- **Task item**
Keep each line of the material that includes "JSON", and leave out the rest.
Dataset: Begin
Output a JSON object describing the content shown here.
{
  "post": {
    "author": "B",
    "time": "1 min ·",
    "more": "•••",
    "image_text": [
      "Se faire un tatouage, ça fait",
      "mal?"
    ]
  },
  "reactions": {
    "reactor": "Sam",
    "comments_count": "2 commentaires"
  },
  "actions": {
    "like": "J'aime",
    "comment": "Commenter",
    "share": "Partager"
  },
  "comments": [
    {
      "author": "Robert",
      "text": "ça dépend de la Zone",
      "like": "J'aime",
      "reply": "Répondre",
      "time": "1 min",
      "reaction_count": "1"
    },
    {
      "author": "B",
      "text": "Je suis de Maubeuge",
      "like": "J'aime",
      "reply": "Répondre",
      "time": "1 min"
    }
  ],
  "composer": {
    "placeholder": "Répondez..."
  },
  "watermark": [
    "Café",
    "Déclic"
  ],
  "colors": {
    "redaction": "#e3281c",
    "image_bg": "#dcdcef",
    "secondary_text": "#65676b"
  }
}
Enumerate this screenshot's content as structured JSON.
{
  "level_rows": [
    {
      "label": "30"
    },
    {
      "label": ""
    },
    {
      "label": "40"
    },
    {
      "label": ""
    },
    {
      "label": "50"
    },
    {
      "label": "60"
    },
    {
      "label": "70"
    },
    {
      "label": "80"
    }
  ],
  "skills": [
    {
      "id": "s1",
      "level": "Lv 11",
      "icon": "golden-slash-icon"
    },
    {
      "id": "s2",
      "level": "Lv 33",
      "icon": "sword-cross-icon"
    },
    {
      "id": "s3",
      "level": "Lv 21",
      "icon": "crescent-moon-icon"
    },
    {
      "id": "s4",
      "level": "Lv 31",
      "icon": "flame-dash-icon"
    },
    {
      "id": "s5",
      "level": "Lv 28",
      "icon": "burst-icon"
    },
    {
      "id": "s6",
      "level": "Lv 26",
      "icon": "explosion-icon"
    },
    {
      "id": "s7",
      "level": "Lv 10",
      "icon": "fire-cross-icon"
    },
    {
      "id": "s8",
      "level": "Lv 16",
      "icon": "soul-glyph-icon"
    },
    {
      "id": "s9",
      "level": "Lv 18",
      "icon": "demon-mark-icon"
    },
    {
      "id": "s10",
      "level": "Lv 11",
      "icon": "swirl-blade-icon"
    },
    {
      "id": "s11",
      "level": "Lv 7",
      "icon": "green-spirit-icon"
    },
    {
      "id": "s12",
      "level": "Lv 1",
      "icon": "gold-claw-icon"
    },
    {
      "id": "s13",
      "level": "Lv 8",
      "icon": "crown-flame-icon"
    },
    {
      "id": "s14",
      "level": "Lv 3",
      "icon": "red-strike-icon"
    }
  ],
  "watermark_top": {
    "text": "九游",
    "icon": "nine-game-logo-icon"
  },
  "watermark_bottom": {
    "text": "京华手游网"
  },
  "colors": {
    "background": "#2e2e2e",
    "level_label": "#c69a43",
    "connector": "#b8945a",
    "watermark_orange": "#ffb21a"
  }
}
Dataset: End
- **Response below**
Output a JSON object describing the content shown here.
Enumerate this screenshot's content as structured JSON.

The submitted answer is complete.